The second largest contributor was healthcare – healthcare costs always rise sharply in 1Q because of the way annual caps to spending work under the Medicare Safety Net.

The third largest contributor was housing, where rental prices are still significant. Like education prices, rental prices also lag materially since the ABS measures the average price of rent paid, not the price of rent advertised. Hence changes in advertised rents move well before the bulk of the rental population as leases slowly change to reflect the new pricing reality (see below). The most recent data here is quite old.  The best we’ve found is from the February Statement on Monetary Policy – which appears to draw from the October 2023 CoreLogic report.

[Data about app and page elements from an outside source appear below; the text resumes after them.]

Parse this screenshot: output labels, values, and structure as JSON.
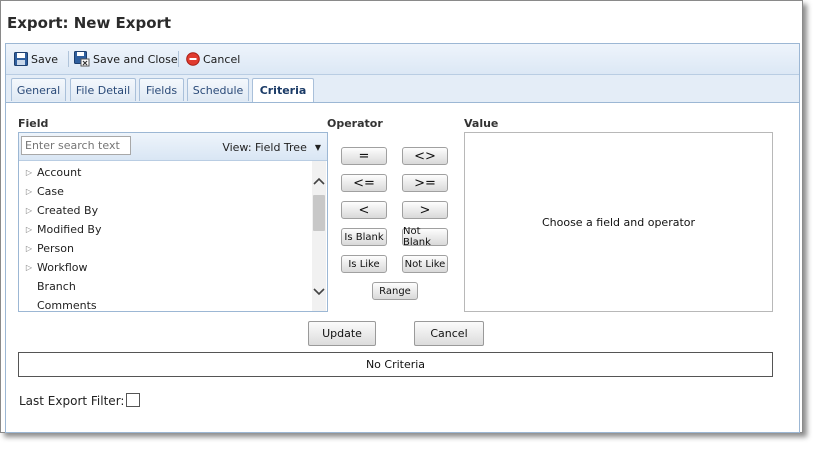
{
  "window": {
    "title": "Export: New Export"
  },
  "toolbar": {
    "save_label": "Save",
    "save_close_label": "Save and Close",
    "cancel_label": "Cancel"
  },
  "tabs": [
    {
      "label": "General"
    },
    {
      "label": "File Detail"
    },
    {
      "label": "Fields"
    },
    {
      "label": "Schedule"
    },
    {
      "label": "Criteria",
      "active": true
    }
  ],
  "field_panel": {
    "heading": "Field",
    "search_placeholder": "Enter search text",
    "view_label": "View: Field Tree",
    "items": [
      {
        "label": "Account",
        "expandable": true
      },
      {
        "label": "Case",
        "expandable": true
      },
      {
        "label": "Created By",
        "expandable": true
      },
      {
        "label": "Modified By",
        "expandable": true
      },
      {
        "label": "Person",
        "expandable": true
      },
      {
        "label": "Workflow",
        "expandable": true
      },
      {
        "label": "Branch",
        "expandable": false
      },
      {
        "label": "Comments",
        "expandable": false
      }
    ]
  },
  "operator_panel": {
    "heading": "Operator",
    "buttons": [
      "=",
      "<>",
      "<=",
      ">=",
      "<",
      ">",
      "Is Blank",
      "Not Blank",
      "Is Like",
      "Not Like",
      "Range"
    ]
  },
  "value_panel": {
    "heading": "Value",
    "placeholder_text": "Choose a field and operator"
  },
  "actions": {
    "update_label": "Update",
    "cancel_label": "Cancel"
  },
  "criteria": {
    "summary": "No Criteria"
  },
  "last_export_filter": {
    "label": "Last Export Filter:",
    "checked": false
  },
  "colors": {
    "accent": "#2a4a78",
    "border": "#9cb7d4",
    "toolbar_bg": "#dce8f5"
  }
}
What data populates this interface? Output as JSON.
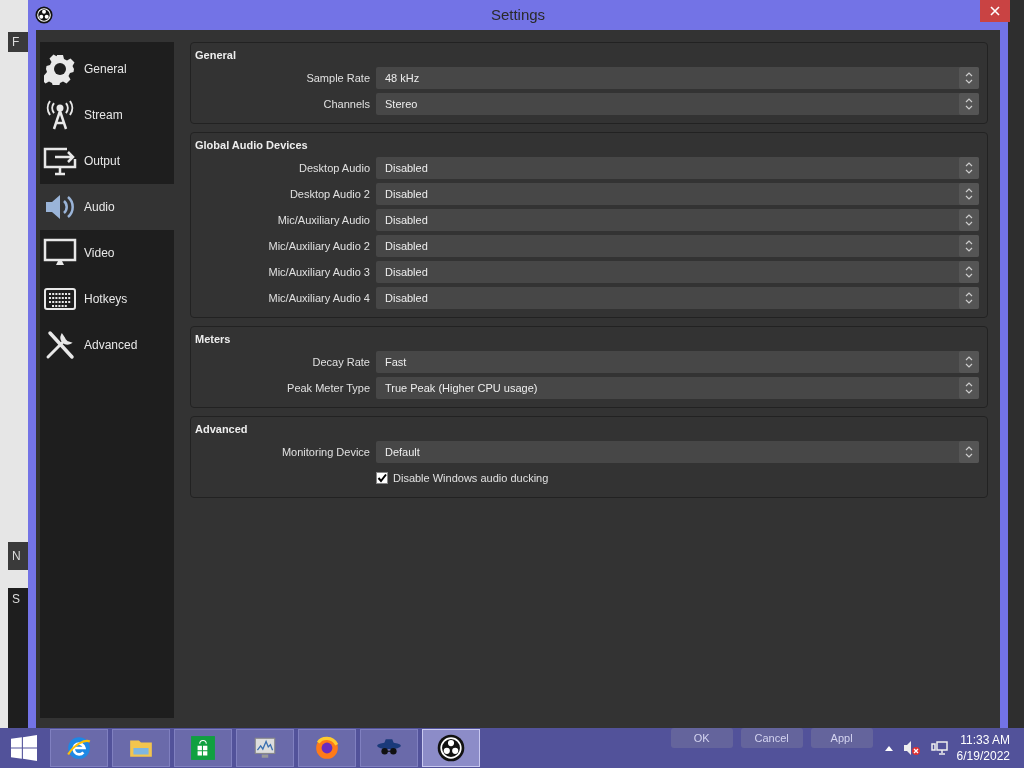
{
  "background_app": {
    "texts": [
      "F",
      "N",
      "S"
    ]
  },
  "window": {
    "title": "Settings"
  },
  "sidebar": {
    "items": [
      {
        "kind": "general",
        "label": "General",
        "selected": false
      },
      {
        "kind": "stream",
        "label": "Stream",
        "selected": false
      },
      {
        "kind": "output",
        "label": "Output",
        "selected": false
      },
      {
        "kind": "audio",
        "label": "Audio",
        "selected": true
      },
      {
        "kind": "video",
        "label": "Video",
        "selected": false
      },
      {
        "kind": "hotkeys",
        "label": "Hotkeys",
        "selected": false
      },
      {
        "kind": "advanced",
        "label": "Advanced",
        "selected": false
      }
    ]
  },
  "sections": [
    {
      "title": "General",
      "rows": [
        {
          "kind": "combo",
          "label": "Sample Rate",
          "value": "48 kHz"
        },
        {
          "kind": "combo",
          "label": "Channels",
          "value": "Stereo"
        }
      ]
    },
    {
      "title": "Global Audio Devices",
      "rows": [
        {
          "kind": "combo",
          "label": "Desktop Audio",
          "value": "Disabled"
        },
        {
          "kind": "combo",
          "label": "Desktop Audio 2",
          "value": "Disabled"
        },
        {
          "kind": "combo",
          "label": "Mic/Auxiliary Audio",
          "value": "Disabled"
        },
        {
          "kind": "combo",
          "label": "Mic/Auxiliary Audio 2",
          "value": "Disabled"
        },
        {
          "kind": "combo",
          "label": "Mic/Auxiliary Audio 3",
          "value": "Disabled"
        },
        {
          "kind": "combo",
          "label": "Mic/Auxiliary Audio 4",
          "value": "Disabled"
        }
      ]
    },
    {
      "title": "Meters",
      "rows": [
        {
          "kind": "combo",
          "label": "Decay Rate",
          "value": "Fast"
        },
        {
          "kind": "combo",
          "label": "Peak Meter Type",
          "value": "True Peak (Higher CPU usage)"
        }
      ]
    },
    {
      "title": "Advanced",
      "rows": [
        {
          "kind": "combo",
          "label": "Monitoring Device",
          "value": "Default"
        },
        {
          "kind": "checkbox",
          "label": "Disable Windows audio ducking",
          "checked": true
        }
      ]
    }
  ],
  "buttons": [
    "OK",
    "Cancel",
    "Appl"
  ],
  "taskbar": {
    "apps": [
      {
        "kind": "browser",
        "selected": false
      },
      {
        "kind": "folder",
        "selected": false
      },
      {
        "kind": "store",
        "selected": false
      },
      {
        "kind": "monitor",
        "selected": false
      },
      {
        "kind": "firefox",
        "selected": false
      },
      {
        "kind": "spy",
        "selected": false
      },
      {
        "kind": "obs",
        "selected": true
      }
    ],
    "clock": {
      "time": "11:33 AM",
      "date": "6/19/2022"
    }
  }
}
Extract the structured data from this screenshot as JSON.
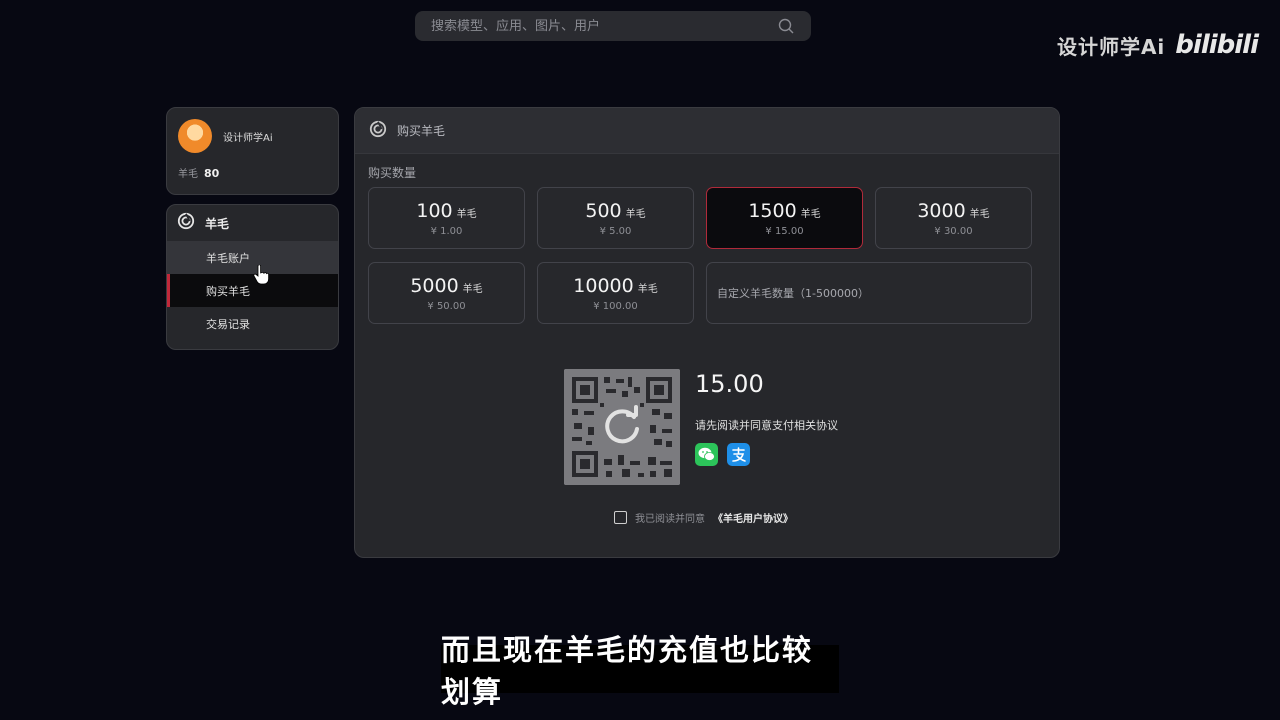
{
  "search": {
    "placeholder": "搜索模型、应用、图片、用户"
  },
  "watermark": {
    "channel": "设计师学Ai",
    "logo_text": "bilibili"
  },
  "user": {
    "name": "设计师学Ai",
    "wool_label": "羊毛",
    "wool_balance": "80"
  },
  "side_menu": {
    "title": "羊毛",
    "items": [
      {
        "label": "羊毛账户"
      },
      {
        "label": "购买羊毛"
      },
      {
        "label": "交易记录"
      }
    ]
  },
  "panel": {
    "title": "购买羊毛",
    "quantity_label": "购买数量",
    "options": [
      {
        "amount": "100",
        "unit": "羊毛",
        "price": "¥ 1.00"
      },
      {
        "amount": "500",
        "unit": "羊毛",
        "price": "¥ 5.00"
      },
      {
        "amount": "1500",
        "unit": "羊毛",
        "price": "¥ 15.00"
      },
      {
        "amount": "3000",
        "unit": "羊毛",
        "price": "¥ 30.00"
      },
      {
        "amount": "5000",
        "unit": "羊毛",
        "price": "¥ 50.00"
      },
      {
        "amount": "10000",
        "unit": "羊毛",
        "price": "¥ 100.00"
      }
    ],
    "custom_placeholder": "自定义羊毛数量（1-500000）",
    "payment": {
      "amount": "15.00",
      "note": "请先阅读并同意支付相关协议"
    },
    "agreement": {
      "prefix": "我已阅读并同意",
      "link": "《羊毛用户协议》"
    }
  },
  "subtitle": "而且现在羊毛的充值也比较划算",
  "colors": {
    "accent": "#c0283a",
    "background": "#070812",
    "panel": "#26272b"
  },
  "icons": [
    "search-icon",
    "spiral-logo-icon",
    "refresh-icon",
    "wechat-pay-icon",
    "alipay-icon",
    "hand-cursor-icon"
  ]
}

Housing Rent Inflation

The final factor in considering rental CPI was a government change to rental assistance in December. The December CPI saw a drop in measured rent because the government increased rent assistance. But excluding that impact, the current change in rent seems to fit reasonably well into the overall profile of a slow fall in rental inflation. Given the way rental CPI lags advertised prices we think the rental contribution to CPI is also a long tail effect.

Rents in the Quarterly CPI

So while the RBA can see that inflation is higher than they were expecting it to be, the real drivers seem to be the very long tails on some types of inflation. This looks much more like an elongation of the 2023 CPI spike than a sign of a new problem. If so, the RBA may well decide to wait it out. Much will depend on the tone struck by the RBA in their communications following the May board meeting. We are nervous, however, because the tax cuts coming in July will now hit in what appears to be a stronger economy with higher inflation than we had previously envisaged.

FIIG will stick with our forecast for a November rate cut for now, but the risks that the RBA raises rates in the short-term, or delays cutting rates until 2025 are both very real.